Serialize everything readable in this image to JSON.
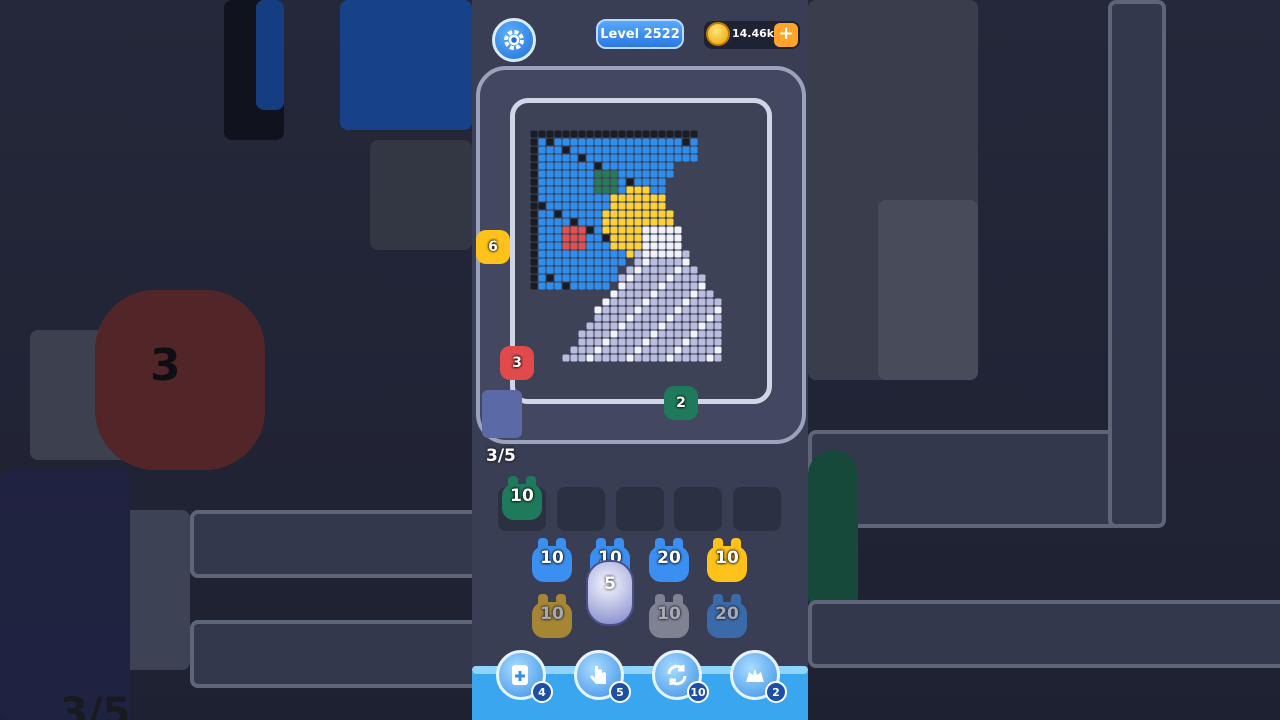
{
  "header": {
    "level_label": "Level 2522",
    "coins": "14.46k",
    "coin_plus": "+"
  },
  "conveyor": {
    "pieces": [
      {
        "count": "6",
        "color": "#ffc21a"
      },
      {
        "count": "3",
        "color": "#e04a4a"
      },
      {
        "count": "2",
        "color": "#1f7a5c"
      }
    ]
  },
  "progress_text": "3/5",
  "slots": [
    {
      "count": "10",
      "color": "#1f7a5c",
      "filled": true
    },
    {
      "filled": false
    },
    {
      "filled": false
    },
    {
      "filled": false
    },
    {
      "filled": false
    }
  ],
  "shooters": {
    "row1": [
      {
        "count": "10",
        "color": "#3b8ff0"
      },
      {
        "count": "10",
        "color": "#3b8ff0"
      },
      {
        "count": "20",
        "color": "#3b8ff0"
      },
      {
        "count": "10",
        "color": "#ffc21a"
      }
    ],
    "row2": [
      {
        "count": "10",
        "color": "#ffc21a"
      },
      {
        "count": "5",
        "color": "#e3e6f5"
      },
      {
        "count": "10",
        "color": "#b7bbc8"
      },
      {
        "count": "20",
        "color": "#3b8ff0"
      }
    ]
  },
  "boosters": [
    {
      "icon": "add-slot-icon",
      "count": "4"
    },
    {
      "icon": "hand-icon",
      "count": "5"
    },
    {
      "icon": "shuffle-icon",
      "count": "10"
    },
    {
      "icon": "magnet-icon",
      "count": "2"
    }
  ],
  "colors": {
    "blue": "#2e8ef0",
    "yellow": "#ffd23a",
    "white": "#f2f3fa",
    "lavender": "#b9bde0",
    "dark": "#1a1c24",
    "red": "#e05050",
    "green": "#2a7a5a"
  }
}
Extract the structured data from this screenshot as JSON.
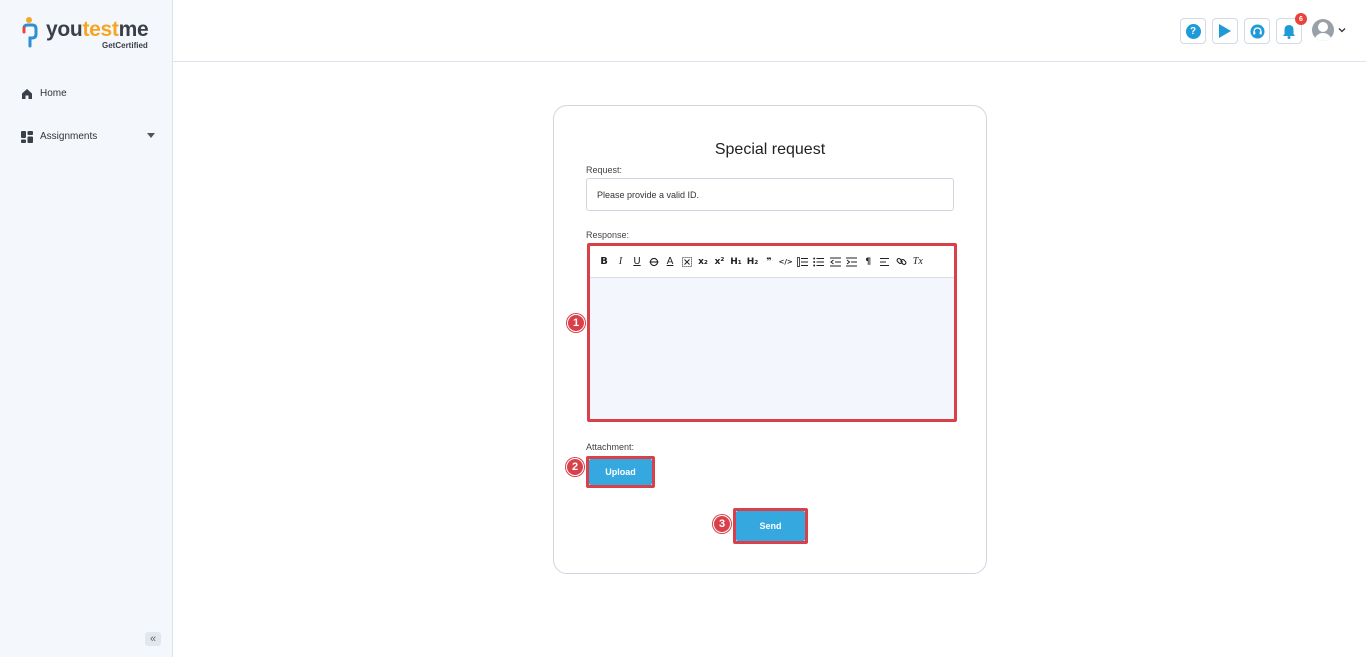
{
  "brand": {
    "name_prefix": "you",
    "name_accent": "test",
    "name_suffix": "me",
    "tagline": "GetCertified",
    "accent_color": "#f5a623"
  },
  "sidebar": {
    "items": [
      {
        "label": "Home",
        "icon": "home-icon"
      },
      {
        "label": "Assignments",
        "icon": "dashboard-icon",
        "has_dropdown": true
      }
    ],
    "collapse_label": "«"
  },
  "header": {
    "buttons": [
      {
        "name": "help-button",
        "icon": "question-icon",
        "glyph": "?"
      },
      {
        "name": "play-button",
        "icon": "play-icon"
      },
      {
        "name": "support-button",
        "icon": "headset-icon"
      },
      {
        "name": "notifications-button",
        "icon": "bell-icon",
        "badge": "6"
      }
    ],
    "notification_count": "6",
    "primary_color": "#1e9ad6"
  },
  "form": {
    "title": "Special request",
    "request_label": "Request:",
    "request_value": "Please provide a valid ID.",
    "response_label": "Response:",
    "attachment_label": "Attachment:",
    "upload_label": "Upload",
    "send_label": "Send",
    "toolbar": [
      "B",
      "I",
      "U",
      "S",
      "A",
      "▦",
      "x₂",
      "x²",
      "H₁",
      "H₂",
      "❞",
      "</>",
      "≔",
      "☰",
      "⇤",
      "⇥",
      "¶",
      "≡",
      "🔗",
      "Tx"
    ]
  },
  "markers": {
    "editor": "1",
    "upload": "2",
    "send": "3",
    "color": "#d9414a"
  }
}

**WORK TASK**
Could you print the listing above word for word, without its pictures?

**RESULT FOR THIS TASK**
Serialize everything readable in this image to JSON.
{
  "header": {
    "level_label": "Level 2522",
    "coins": "14.46k",
    "coin_plus": "+"
  },
  "conveyor": {
    "pieces": [
      {
        "count": "6",
        "color": "#ffc21a"
      },
      {
        "count": "3",
        "color": "#e04a4a"
      },
      {
        "count": "2",
        "color": "#1f7a5c"
      }
    ]
  },
  "progress_text": "3/5",
  "slots": [
    {
      "count": "10",
      "color": "#1f7a5c",
      "filled": true
    },
    {
      "filled": false
    },
    {
      "filled": false
    },
    {
      "filled": false
    },
    {
      "filled": false
    }
  ],
  "shooters": {
    "row1": [
      {
        "count": "10",
        "color": "#3b8ff0"
      },
      {
        "count": "10",
        "color": "#3b8ff0"
      },
      {
        "count": "20",
        "color": "#3b8ff0"
      },
      {
        "count": "10",
        "color": "#ffc21a"
      }
    ],
    "row2": [
      {
        "count": "10",
        "color": "#ffc21a"
      },
      {
        "count": "5",
        "color": "#e3e6f5"
      },
      {
        "count": "10",
        "color": "#b7bbc8"
      },
      {
        "count": "20",
        "color": "#3b8ff0"
      }
    ]
  },
  "boosters": [
    {
      "icon": "add-slot-icon",
      "count": "4"
    },
    {
      "icon": "hand-icon",
      "count": "5"
    },
    {
      "icon": "shuffle-icon",
      "count": "10"
    },
    {
      "icon": "magnet-icon",
      "count": "2"
    }
  ],
  "colors": {
    "blue": "#2e8ef0",
    "yellow": "#ffd23a",
    "white": "#f2f3fa",
    "lavender": "#b9bde0",
    "dark": "#1a1c24",
    "red": "#e05050",
    "green": "#2a7a5a"
  }
}
Extract the structured data from this screenshot as JSON.
{
  "brand": {
    "name_prefix": "you",
    "name_accent": "test",
    "name_suffix": "me",
    "tagline": "GetCertified",
    "accent_color": "#f5a623"
  },
  "sidebar": {
    "items": [
      {
        "label": "Home",
        "icon": "home-icon"
      },
      {
        "label": "Assignments",
        "icon": "dashboard-icon",
        "has_dropdown": true
      }
    ],
    "collapse_label": "«"
  },
  "header": {
    "buttons": [
      {
        "name": "help-button",
        "icon": "question-icon",
        "glyph": "?"
      },
      {
        "name": "play-button",
        "icon": "play-icon"
      },
      {
        "name": "support-button",
        "icon": "headset-icon"
      },
      {
        "name": "notifications-button",
        "icon": "bell-icon",
        "badge": "6"
      }
    ],
    "notification_count": "6",
    "primary_color": "#1e9ad6"
  },
  "form": {
    "title": "Special request",
    "request_label": "Request:",
    "request_value": "Please provide a valid ID.",
    "response_label": "Response:",
    "attachment_label": "Attachment:",
    "upload_label": "Upload",
    "send_label": "Send",
    "toolbar": [
      "B",
      "I",
      "U",
      "S",
      "A",
      "▦",
      "x₂",
      "x²",
      "H₁",
      "H₂",
      "❞",
      "</>",
      "≔",
      "☰",
      "⇤",
      "⇥",
      "¶",
      "≡",
      "🔗",
      "Tx"
    ]
  },
  "markers": {
    "editor": "1",
    "upload": "2",
    "send": "3",
    "color": "#d9414a"
  }
}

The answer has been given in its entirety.